Stolen Masterpiece The Journey of Leonardo’s Tavola Doria Ends
From Naples to Switzerland then Germany and Japan and back to Italy, the journey of Leonardo’s “Tavola Doria” reads like a gap year itinerary. After being stolen from a family in Naples in 1960, this elusive work is finally making a return to its home country.
Leonardo da Vinci is arguably one of the greatest minds the world has seen, but his artistic output consists primarily of sketches and incomplete works. The Tavola Doria is shrouded in uncertainty, like many of Leonardo’s works, but it is thought to be a panel from a wall-painting in the Palazzo Vecchio in Florence. The painting, dating from 1505, depicts a scene from the mid-fifteenth century battle known as the Battle of Anghiari. The oil on panel work features a group of horsemen engaged in a fierce battle. The work is question is likely not by Leonardo’s own hand but rather a near contemporaneous copy. The theft of the panel is just the latest in the series of mysteries surrounding the great Renaissance master. The wall where the original was meant to be placed now holds a work by Giorgio Vasari and scholars debate whether Leonardo’s famed battle fresco is actually still underneath Vasari’s work.

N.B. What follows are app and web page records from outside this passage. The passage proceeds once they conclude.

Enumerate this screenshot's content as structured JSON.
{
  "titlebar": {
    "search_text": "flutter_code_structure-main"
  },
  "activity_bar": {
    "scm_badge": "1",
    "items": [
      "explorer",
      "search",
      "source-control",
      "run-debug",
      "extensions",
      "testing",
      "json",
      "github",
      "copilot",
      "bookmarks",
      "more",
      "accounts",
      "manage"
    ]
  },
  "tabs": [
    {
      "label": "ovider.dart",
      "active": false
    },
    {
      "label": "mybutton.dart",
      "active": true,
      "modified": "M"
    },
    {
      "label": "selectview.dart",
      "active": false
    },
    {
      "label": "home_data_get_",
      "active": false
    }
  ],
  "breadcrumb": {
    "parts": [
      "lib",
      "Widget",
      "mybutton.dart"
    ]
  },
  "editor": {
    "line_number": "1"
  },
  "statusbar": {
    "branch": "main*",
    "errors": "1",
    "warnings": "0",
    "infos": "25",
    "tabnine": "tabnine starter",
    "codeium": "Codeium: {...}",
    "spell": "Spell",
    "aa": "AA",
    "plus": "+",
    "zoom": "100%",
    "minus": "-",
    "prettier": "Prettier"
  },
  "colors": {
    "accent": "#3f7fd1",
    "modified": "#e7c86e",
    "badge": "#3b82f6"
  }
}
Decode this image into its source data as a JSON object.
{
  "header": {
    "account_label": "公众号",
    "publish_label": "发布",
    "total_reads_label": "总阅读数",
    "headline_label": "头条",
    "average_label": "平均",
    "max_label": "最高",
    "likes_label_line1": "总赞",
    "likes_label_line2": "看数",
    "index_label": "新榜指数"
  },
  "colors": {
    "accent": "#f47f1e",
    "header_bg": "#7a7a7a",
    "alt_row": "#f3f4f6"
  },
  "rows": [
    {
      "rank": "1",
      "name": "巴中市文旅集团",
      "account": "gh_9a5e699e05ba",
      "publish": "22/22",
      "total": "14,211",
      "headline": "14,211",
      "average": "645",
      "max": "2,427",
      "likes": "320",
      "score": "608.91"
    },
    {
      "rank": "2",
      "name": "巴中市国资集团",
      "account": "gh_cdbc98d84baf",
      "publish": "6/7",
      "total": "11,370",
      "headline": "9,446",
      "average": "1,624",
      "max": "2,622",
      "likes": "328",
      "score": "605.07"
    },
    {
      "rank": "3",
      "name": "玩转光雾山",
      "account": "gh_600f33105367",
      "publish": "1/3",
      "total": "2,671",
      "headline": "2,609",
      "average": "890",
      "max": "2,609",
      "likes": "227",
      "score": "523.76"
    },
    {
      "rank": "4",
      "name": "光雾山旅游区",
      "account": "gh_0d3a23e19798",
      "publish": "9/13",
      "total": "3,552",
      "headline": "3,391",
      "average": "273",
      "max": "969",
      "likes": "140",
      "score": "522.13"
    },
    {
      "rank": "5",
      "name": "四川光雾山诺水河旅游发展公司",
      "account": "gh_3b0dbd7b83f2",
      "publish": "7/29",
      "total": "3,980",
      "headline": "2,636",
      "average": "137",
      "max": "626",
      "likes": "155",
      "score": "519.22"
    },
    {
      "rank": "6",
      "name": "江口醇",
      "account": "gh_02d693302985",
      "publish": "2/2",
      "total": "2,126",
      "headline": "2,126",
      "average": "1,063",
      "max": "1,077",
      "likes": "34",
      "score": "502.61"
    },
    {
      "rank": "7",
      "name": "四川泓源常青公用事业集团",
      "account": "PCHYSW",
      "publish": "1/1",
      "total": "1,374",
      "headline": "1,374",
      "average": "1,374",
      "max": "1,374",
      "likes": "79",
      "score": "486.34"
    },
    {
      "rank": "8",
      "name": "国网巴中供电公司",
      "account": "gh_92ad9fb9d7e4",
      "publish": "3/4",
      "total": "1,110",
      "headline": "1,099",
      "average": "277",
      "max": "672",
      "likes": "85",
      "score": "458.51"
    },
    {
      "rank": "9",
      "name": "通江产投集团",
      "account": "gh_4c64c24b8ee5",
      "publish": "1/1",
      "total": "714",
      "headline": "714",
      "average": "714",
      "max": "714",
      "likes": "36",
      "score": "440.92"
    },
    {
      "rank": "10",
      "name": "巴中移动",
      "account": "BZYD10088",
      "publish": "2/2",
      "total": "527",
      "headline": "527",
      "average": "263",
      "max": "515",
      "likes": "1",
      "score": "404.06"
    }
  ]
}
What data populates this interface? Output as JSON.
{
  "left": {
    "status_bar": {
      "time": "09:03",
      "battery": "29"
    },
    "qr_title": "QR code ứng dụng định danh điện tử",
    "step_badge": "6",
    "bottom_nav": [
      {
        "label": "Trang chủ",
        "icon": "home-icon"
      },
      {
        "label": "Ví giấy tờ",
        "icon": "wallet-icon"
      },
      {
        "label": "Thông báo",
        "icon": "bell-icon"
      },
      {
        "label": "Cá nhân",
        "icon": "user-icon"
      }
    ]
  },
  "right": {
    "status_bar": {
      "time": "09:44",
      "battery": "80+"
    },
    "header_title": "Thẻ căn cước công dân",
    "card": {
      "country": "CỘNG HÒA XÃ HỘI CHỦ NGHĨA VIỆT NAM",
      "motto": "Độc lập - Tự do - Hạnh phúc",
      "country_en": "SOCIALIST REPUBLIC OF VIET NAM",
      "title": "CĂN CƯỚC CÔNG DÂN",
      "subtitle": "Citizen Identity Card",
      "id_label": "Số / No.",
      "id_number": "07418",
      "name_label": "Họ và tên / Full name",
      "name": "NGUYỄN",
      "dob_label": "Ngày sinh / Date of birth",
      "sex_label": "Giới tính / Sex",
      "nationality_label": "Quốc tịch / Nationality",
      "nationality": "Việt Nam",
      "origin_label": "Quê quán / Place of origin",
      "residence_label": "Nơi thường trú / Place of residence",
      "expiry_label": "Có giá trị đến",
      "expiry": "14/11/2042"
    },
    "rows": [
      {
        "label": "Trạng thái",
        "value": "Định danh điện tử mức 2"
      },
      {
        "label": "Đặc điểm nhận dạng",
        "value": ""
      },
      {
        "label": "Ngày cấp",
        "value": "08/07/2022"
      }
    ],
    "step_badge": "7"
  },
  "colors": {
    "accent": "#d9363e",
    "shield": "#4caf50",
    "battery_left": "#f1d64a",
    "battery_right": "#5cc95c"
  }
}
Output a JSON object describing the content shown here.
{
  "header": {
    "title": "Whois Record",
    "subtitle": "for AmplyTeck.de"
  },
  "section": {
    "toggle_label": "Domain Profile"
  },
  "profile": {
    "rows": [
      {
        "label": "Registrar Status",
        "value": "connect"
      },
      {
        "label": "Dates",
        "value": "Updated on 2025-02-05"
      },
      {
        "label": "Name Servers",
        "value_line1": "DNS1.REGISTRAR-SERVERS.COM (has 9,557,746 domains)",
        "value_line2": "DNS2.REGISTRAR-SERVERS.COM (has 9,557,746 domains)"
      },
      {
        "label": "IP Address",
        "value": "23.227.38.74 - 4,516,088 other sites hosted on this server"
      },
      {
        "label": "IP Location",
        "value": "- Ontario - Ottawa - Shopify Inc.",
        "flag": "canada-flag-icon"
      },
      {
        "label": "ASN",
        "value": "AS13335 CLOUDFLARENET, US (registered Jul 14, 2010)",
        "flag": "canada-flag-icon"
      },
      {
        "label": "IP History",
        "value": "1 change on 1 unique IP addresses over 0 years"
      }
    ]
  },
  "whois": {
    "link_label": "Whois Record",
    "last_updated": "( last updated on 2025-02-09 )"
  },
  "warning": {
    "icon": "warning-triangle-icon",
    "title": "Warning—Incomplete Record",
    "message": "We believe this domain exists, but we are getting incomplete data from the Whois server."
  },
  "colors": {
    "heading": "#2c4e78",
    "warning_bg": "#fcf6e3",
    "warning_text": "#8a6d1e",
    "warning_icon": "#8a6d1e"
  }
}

The Tavola Doria was stolen from a Neapolitan family in 1940 where is traveled via black market dealings into Switzerland. It has been documented that the piece was in Germany during the 1960s undergoing restoration before going to New York and subsequently Japan. Little is known regarding the theft and much detective work has been done to retrace its steps. In 1992 the painting was rediscovered in Japan for the past two decades, Japanese and Italian officials have been in discussion as to the fate of the work. This week the Tavola Doria has been put on display at the Quirinale Palace, the home of Italian President, Giorgio Napolitano. Early in the new year the panel will move to a more permanent place in the Uffizi Gallery. The arrangements with the Tokyo Fuji Art Museum call for a 26-year joint ownership of the work, though the fate after this point is yet to be determined.
Words © Emily Sack ArtLyst 2012